Botanical Interlude opening September 4th and Hagenaar's second solo show with Althuis Hofland Gallery aims to step outside the interiors in which his scenes were frequently placed in, as well as put focus on the floral imagery which he occasionally worked with. Hagenaar constructs snapshots which are clearly part of a larger whole, the artist is putting a strong accent on the importance of framing. "I'm looking for maximal effect with minimal resources," he mentioned, explaining how making use of the suggestive power of the medium itself allows him to transport the viewer with a couple of leaves or a single hanging fruit. Painted during the year of lockdown these works capture traces of our longing for the great outdoors, which in these particular works manifests itself as "bittersweet melancholy or nostalgia." With such a unique atmosphere, the show provides an interlude, a refuge from daily life and just as an exciting rhythm or melody does, it includes botanical pattern-based paintings as the breaks in otherwise continuing harmony. "When translating the two exhibitions to music, the gallery exhibition would be an instrumental piece (an interlude of sorts) and the museum exhibition a cantata," the artist described the two presentations in "musical" terms.
And indeed, Weerschijn (Reflection) comprises a completely different type of work and for this major presentation at the historic institution that is Centraal Museum the artist sourced inspiration from their collection.
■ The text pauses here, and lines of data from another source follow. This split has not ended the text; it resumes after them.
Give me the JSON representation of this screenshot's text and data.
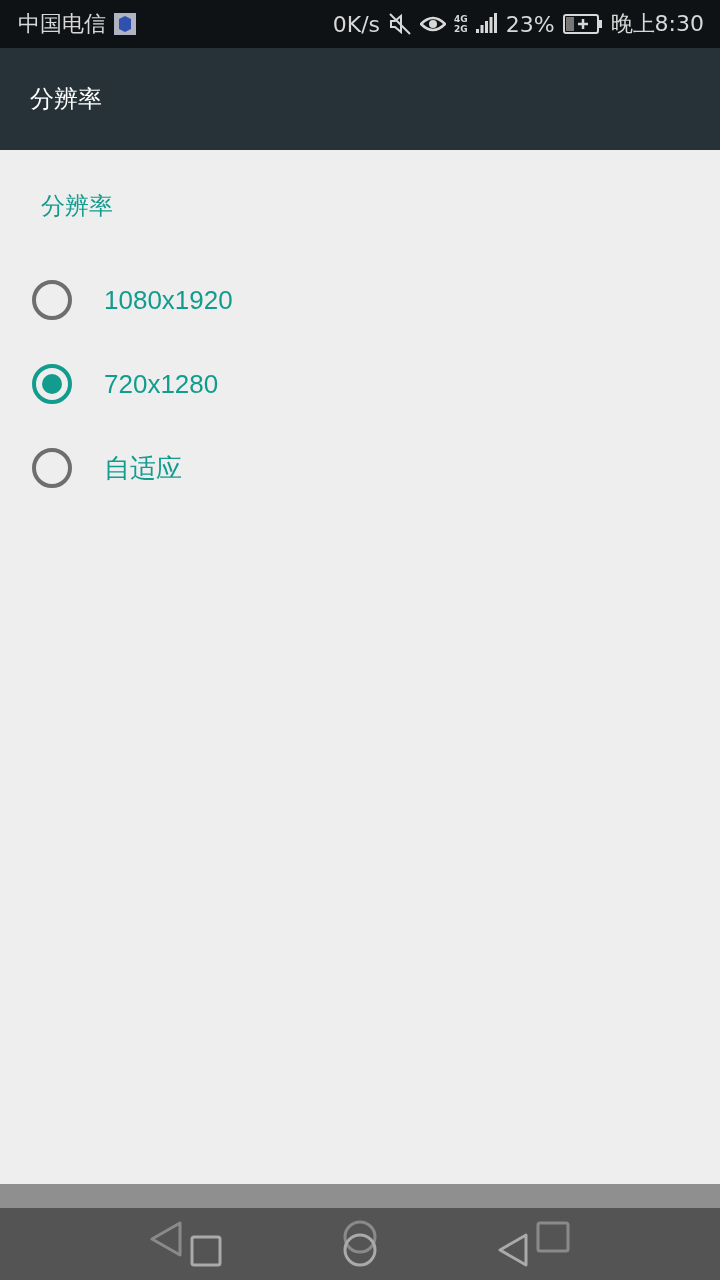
{
  "status_bar": {
    "carrier": "中国电信",
    "speed": "0K/s",
    "network": "4G\n2G",
    "battery": "23%",
    "time": "晚上8:30"
  },
  "app_bar": {
    "title": "分辨率"
  },
  "section": {
    "title": "分辨率"
  },
  "options": [
    {
      "label": "1080x1920",
      "selected": false
    },
    {
      "label": "720x1280",
      "selected": true
    },
    {
      "label": "自适应",
      "selected": false
    }
  ]
}
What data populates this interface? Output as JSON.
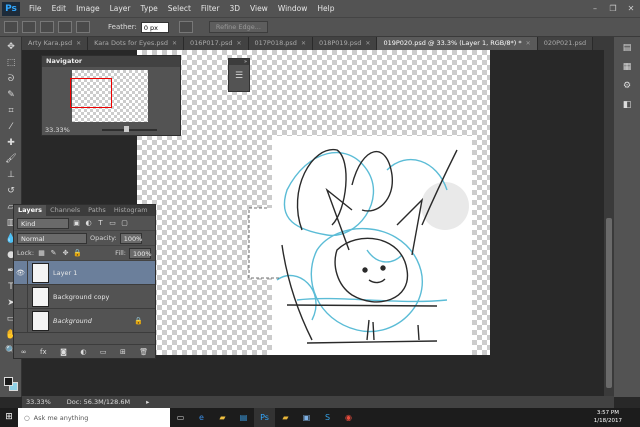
{
  "app": {
    "logo": "Ps",
    "name": "Adobe Photoshop"
  },
  "menu": [
    "File",
    "Edit",
    "Image",
    "Layer",
    "Type",
    "Select",
    "Filter",
    "3D",
    "View",
    "Window",
    "Help"
  ],
  "options": {
    "feather_label": "Feather:",
    "feather_value": "0 px",
    "refine_edge": "Refine Edge..."
  },
  "tabs": [
    {
      "label": "Arty Kara.psd",
      "active": false
    },
    {
      "label": "Kara Dots for Eyes.psd",
      "active": false
    },
    {
      "label": "016P017.psd",
      "active": false
    },
    {
      "label": "017P018.psd",
      "active": false
    },
    {
      "label": "018P019.psd",
      "active": false
    },
    {
      "label": "019P020.psd @ 33.3% (Layer 1, RGB/8*) *",
      "active": true
    },
    {
      "label": "020P021.psd",
      "active": false
    }
  ],
  "navigator": {
    "title": "Navigator",
    "zoom": "33.33%"
  },
  "layers_panel": {
    "tabs": [
      "Layers",
      "Channels",
      "Paths",
      "Histogram"
    ],
    "kind_label": "Kind",
    "blend_mode": "Normal",
    "opacity_label": "Opacity:",
    "opacity_value": "100%",
    "lock_label": "Lock:",
    "fill_label": "Fill:",
    "fill_value": "100%",
    "layers": [
      {
        "name": "Layer 1",
        "visible": true,
        "selected": true,
        "locked": false
      },
      {
        "name": "Background copy",
        "visible": false,
        "selected": false,
        "locked": false
      },
      {
        "name": "Background",
        "visible": false,
        "selected": false,
        "locked": true
      }
    ]
  },
  "status": {
    "zoom": "33.33%",
    "doc": "Doc: 56.3M/128.6M"
  },
  "taskbar": {
    "search_placeholder": "Ask me anything",
    "time": "3:57 PM",
    "date": "1/18/2017"
  },
  "colors": {
    "foreground": "#1a1a1a",
    "background": "#8fd1e6",
    "accent": "#31a8ff"
  }
}
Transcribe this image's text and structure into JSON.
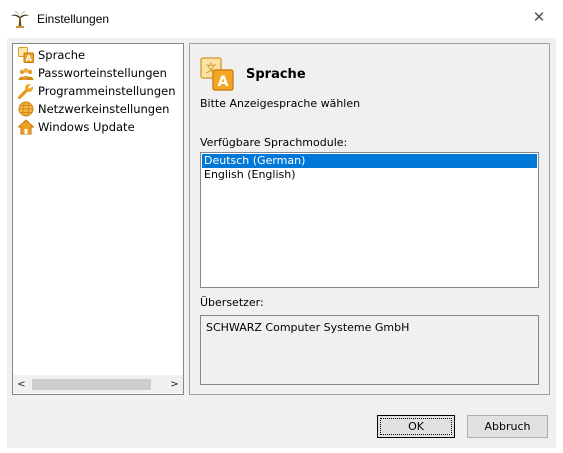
{
  "window": {
    "title": "Einstellungen",
    "close_symbol": "✕"
  },
  "icons": {
    "app": "palm-tree-icon",
    "sprache": "language-icon",
    "passwort": "users-icon",
    "programm": "wrench-icon",
    "netzwerk": "globe-icon",
    "update": "house-icon"
  },
  "tree": {
    "items": [
      {
        "label": "Sprache"
      },
      {
        "label": "Passworteinstellungen"
      },
      {
        "label": "Programmeinstellungen"
      },
      {
        "label": "Netzwerkeinstellungen"
      },
      {
        "label": "Windows Update"
      }
    ],
    "scroll_left": "<",
    "scroll_right": ">"
  },
  "content": {
    "title": "Sprache",
    "subtitle": "Bitte Anzeigesprache wählen",
    "modules_label": "Verfügbare Sprachmodule:",
    "modules": [
      {
        "label": "Deutsch (German)",
        "selected": true
      },
      {
        "label": "English (English)",
        "selected": false
      }
    ],
    "translator_label": "Übersetzer:",
    "translator": "SCHWARZ Computer Systeme GmbH"
  },
  "buttons": {
    "ok": "OK",
    "cancel": "Abbruch"
  },
  "colors": {
    "selection": "#0078d7",
    "dialog_bg": "#f0f0f0"
  }
}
It is important to mention at this point that most of Hagenaar's opus is based on childhood memories and boyhood fantasies, as well as his particular appreciation and relationship with modernism, which for him became a synonym for contemporary art. With such a premise, seeing exemplary modernist works from the collection evoked the aforementioned feelings of nostalgia or melancholy, matching the signature atmosphere permeating his entire oeuvre. Pushed forward through the careful use of light and subdued color palette the visuals also successfully capture the "romantic, nostalgic veil that time put over the often formal imagery of modernism." Inspired by the works from the collection, the artist has created new objects from clay, wood and cardboard, and then used those as studies for paintings which ended up as still lifes, painted reliefs, and occasionally, actual reliefs. Further on, for this presentation he re-interpreted the space usually divided with glass walls by adding new walls and transforming the presentation into a diorama-like experience. With wall colors of each section complementing the works exhibited such display is meant to emphasize Hagenaar's exceptional technique which unfolds from appearing photography-like realistic from a distance towards revealing its painterly structure and qualities from up close. —Sasha Bogojev